> [Data in this exercise]
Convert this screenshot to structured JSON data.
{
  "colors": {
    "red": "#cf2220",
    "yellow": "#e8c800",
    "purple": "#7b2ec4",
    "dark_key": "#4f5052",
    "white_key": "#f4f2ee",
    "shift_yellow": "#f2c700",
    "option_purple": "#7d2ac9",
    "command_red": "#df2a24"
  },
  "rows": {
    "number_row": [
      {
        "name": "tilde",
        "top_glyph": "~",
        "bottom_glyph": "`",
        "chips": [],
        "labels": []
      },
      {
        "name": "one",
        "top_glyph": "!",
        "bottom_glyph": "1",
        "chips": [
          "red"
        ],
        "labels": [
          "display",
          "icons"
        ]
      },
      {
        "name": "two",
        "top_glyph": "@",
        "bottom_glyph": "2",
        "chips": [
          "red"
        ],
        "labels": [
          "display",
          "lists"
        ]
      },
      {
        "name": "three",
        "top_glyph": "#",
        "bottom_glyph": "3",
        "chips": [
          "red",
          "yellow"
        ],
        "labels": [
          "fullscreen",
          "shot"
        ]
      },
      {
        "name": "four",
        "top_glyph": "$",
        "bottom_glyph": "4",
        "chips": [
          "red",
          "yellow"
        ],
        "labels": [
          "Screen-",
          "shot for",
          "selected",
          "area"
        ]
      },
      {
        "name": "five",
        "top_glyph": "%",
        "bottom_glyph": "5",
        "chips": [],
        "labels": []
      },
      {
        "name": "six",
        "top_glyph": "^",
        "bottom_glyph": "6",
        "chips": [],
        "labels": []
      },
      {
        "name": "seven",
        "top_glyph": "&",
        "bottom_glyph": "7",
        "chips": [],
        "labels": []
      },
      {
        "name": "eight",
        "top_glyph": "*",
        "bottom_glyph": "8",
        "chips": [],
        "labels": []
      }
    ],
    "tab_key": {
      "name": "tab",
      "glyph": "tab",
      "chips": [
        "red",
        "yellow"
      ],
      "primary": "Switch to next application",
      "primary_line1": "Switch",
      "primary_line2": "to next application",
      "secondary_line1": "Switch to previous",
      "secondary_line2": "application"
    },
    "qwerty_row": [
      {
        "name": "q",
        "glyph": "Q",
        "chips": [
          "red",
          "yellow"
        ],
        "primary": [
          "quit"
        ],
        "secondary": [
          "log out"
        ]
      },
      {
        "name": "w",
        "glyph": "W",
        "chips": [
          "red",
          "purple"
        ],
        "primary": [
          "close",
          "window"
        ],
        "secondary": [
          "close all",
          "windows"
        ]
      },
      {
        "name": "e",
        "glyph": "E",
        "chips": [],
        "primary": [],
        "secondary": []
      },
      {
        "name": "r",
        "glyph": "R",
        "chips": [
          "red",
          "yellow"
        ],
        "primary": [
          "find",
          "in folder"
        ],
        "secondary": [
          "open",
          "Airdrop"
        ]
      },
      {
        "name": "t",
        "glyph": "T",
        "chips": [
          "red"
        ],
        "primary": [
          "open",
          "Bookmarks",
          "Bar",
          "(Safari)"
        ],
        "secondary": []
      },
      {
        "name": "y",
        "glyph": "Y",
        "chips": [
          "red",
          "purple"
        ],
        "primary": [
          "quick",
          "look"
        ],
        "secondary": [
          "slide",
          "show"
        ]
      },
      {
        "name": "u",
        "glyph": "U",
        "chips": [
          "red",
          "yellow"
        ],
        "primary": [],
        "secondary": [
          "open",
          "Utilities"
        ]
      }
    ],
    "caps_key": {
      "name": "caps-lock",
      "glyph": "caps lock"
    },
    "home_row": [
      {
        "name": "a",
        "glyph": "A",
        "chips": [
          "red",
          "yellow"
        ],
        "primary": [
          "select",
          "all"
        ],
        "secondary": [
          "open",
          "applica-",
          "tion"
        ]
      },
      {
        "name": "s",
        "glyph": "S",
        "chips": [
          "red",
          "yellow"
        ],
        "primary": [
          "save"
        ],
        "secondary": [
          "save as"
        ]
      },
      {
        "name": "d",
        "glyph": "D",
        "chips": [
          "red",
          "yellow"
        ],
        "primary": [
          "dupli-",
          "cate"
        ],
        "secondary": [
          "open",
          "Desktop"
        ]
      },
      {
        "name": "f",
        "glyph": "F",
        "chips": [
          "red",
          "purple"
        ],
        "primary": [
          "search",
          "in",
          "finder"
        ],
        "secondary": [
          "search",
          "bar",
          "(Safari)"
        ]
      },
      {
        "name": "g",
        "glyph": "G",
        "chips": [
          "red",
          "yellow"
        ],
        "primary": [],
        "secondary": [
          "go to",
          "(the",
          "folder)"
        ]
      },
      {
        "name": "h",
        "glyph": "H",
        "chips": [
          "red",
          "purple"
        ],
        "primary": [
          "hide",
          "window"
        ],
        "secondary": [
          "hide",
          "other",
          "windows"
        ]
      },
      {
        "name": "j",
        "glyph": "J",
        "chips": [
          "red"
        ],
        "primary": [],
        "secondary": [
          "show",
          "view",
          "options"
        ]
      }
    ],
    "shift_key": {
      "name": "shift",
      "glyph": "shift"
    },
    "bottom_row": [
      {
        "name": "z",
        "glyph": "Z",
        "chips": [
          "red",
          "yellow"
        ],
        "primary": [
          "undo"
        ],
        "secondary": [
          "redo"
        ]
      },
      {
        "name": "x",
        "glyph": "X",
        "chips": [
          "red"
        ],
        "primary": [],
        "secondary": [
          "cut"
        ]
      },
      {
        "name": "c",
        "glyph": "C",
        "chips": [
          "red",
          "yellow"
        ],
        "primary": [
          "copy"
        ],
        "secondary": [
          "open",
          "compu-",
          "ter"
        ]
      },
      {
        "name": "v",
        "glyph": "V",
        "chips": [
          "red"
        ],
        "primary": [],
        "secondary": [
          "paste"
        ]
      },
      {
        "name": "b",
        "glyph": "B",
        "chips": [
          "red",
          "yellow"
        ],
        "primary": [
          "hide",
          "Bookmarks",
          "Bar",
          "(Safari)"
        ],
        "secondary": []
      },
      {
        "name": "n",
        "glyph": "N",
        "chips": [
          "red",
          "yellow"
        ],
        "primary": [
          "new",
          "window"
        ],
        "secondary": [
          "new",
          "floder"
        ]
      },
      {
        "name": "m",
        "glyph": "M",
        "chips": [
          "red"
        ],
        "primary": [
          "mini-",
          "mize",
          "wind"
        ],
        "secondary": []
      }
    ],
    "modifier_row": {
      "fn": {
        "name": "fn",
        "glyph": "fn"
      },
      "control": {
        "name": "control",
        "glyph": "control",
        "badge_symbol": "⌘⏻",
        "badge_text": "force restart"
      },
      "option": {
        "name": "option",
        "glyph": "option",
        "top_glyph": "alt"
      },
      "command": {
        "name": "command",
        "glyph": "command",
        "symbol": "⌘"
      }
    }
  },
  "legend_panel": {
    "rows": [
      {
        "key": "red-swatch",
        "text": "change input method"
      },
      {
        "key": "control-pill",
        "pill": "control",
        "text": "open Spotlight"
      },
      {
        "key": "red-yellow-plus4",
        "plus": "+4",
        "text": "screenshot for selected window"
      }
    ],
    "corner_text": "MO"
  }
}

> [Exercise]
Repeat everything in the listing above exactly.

> [Finished exercise]
Convert this screenshot to structured JSON data.
{
  "colors": {
    "red": "#cf2220",
    "yellow": "#e8c800",
    "purple": "#7b2ec4",
    "dark_key": "#4f5052",
    "white_key": "#f4f2ee",
    "shift_yellow": "#f2c700",
    "option_purple": "#7d2ac9",
    "command_red": "#df2a24"
  },
  "rows": {
    "number_row": [
      {
        "name": "tilde",
        "top_glyph": "~",
        "bottom_glyph": "`",
        "chips": [],
        "labels": []
      },
      {
        "name": "one",
        "top_glyph": "!",
        "bottom_glyph": "1",
        "chips": [
          "red"
        ],
        "labels": [
          "display",
          "icons"
        ]
      },
      {
        "name": "two",
        "top_glyph": "@",
        "bottom_glyph": "2",
        "chips": [
          "red"
        ],
        "labels": [
          "display",
          "lists"
        ]
      },
      {
        "name": "three",
        "top_glyph": "#",
        "bottom_glyph": "3",
        "chips": [
          "red",
          "yellow"
        ],
        "labels": [
          "fullscreen",
          "shot"
        ]
      },
      {
        "name": "four",
        "top_glyph": "$",
        "bottom_glyph": "4",
        "chips": [
          "red",
          "yellow"
        ],
        "labels": [
          "Screen-",
          "shot for",
          "selected",
          "area"
        ]
      },
      {
        "name": "five",
        "top_glyph": "%",
        "bottom_glyph": "5",
        "chips": [],
        "labels": []
      },
      {
        "name": "six",
        "top_glyph": "^",
        "bottom_glyph": "6",
        "chips": [],
        "labels": []
      },
      {
        "name": "seven",
        "top_glyph": "&",
        "bottom_glyph": "7",
        "chips": [],
        "labels": []
      },
      {
        "name": "eight",
        "top_glyph": "*",
        "bottom_glyph": "8",
        "chips": [],
        "labels": []
      }
    ],
    "tab_key": {
      "name": "tab",
      "glyph": "tab",
      "chips": [
        "red",
        "yellow"
      ],
      "primary": "Switch to next application",
      "primary_line1": "Switch",
      "primary_line2": "to next application",
      "secondary_line1": "Switch to previous",
      "secondary_line2": "application"
    },
    "qwerty_row": [
      {
        "name": "q",
        "glyph": "Q",
        "chips": [
          "red",
          "yellow"
        ],
        "primary": [
          "quit"
        ],
        "secondary": [
          "log out"
        ]
      },
      {
        "name": "w",
        "glyph": "W",
        "chips": [
          "red",
          "purple"
        ],
        "primary": [
          "close",
          "window"
        ],
        "secondary": [
          "close all",
          "windows"
        ]
      },
      {
        "name": "e",
        "glyph": "E",
        "chips": [],
        "primary": [],
        "secondary": []
      },
      {
        "name": "r",
        "glyph": "R",
        "chips": [
          "red",
          "yellow"
        ],
        "primary": [
          "find",
          "in folder"
        ],
        "secondary": [
          "open",
          "Airdrop"
        ]
      },
      {
        "name": "t",
        "glyph": "T",
        "chips": [
          "red"
        ],
        "primary": [
          "open",
          "Bookmarks",
          "Bar",
          "(Safari)"
        ],
        "secondary": []
      },
      {
        "name": "y",
        "glyph": "Y",
        "chips": [
          "red",
          "purple"
        ],
        "primary": [
          "quick",
          "look"
        ],
        "secondary": [
          "slide",
          "show"
        ]
      },
      {
        "name": "u",
        "glyph": "U",
        "chips": [
          "red",
          "yellow"
        ],
        "primary": [],
        "secondary": [
          "open",
          "Utilities"
        ]
      }
    ],
    "caps_key": {
      "name": "caps-lock",
      "glyph": "caps lock"
    },
    "home_row": [
      {
        "name": "a",
        "glyph": "A",
        "chips": [
          "red",
          "yellow"
        ],
        "primary": [
          "select",
          "all"
        ],
        "secondary": [
          "open",
          "applica-",
          "tion"
        ]
      },
      {
        "name": "s",
        "glyph": "S",
        "chips": [
          "red",
          "yellow"
        ],
        "primary": [
          "save"
        ],
        "secondary": [
          "save as"
        ]
      },
      {
        "name": "d",
        "glyph": "D",
        "chips": [
          "red",
          "yellow"
        ],
        "primary": [
          "dupli-",
          "cate"
        ],
        "secondary": [
          "open",
          "Desktop"
        ]
      },
      {
        "name": "f",
        "glyph": "F",
        "chips": [
          "red",
          "purple"
        ],
        "primary": [
          "search",
          "in",
          "finder"
        ],
        "secondary": [
          "search",
          "bar",
          "(Safari)"
        ]
      },
      {
        "name": "g",
        "glyph": "G",
        "chips": [
          "red",
          "yellow"
        ],
        "primary": [],
        "secondary": [
          "go to",
          "(the",
          "folder)"
        ]
      },
      {
        "name": "h",
        "glyph": "H",
        "chips": [
          "red",
          "purple"
        ],
        "primary": [
          "hide",
          "window"
        ],
        "secondary": [
          "hide",
          "other",
          "windows"
        ]
      },
      {
        "name": "j",
        "glyph": "J",
        "chips": [
          "red"
        ],
        "primary": [],
        "secondary": [
          "show",
          "view",
          "options"
        ]
      }
    ],
    "shift_key": {
      "name": "shift",
      "glyph": "shift"
    },
    "bottom_row": [
      {
        "name": "z",
        "glyph": "Z",
        "chips": [
          "red",
          "yellow"
        ],
        "primary": [
          "undo"
        ],
        "secondary": [
          "redo"
        ]
      },
      {
        "name": "x",
        "glyph": "X",
        "chips": [
          "red"
        ],
        "primary": [],
        "secondary": [
          "cut"
        ]
      },
      {
        "name": "c",
        "glyph": "C",
        "chips": [
          "red",
          "yellow"
        ],
        "primary": [
          "copy"
        ],
        "secondary": [
          "open",
          "compu-",
          "ter"
        ]
      },
      {
        "name": "v",
        "glyph": "V",
        "chips": [
          "red"
        ],
        "primary": [],
        "secondary": [
          "paste"
        ]
      },
      {
        "name": "b",
        "glyph": "B",
        "chips": [
          "red",
          "yellow"
        ],
        "primary": [
          "hide",
          "Bookmarks",
          "Bar",
          "(Safari)"
        ],
        "secondary": []
      },
      {
        "name": "n",
        "glyph": "N",
        "chips": [
          "red",
          "yellow"
        ],
        "primary": [
          "new",
          "window"
        ],
        "secondary": [
          "new",
          "floder"
        ]
      },
      {
        "name": "m",
        "glyph": "M",
        "chips": [
          "red"
        ],
        "primary": [
          "mini-",
          "mize",
          "wind"
        ],
        "secondary": []
      }
    ],
    "modifier_row": {
      "fn": {
        "name": "fn",
        "glyph": "fn"
      },
      "control": {
        "name": "control",
        "glyph": "control",
        "badge_symbol": "⌘⏻",
        "badge_text": "force restart"
      },
      "option": {
        "name": "option",
        "glyph": "option",
        "top_glyph": "alt"
      },
      "command": {
        "name": "command",
        "glyph": "command",
        "symbol": "⌘"
      }
    }
  },
  "legend_panel": {
    "rows": [
      {
        "key": "red-swatch",
        "text": "change input method"
      },
      {
        "key": "control-pill",
        "pill": "control",
        "text": "open Spotlight"
      },
      {
        "key": "red-yellow-plus4",
        "plus": "+4",
        "text": "screenshot for selected window"
      }
    ],
    "corner_text": "MO"
  }
}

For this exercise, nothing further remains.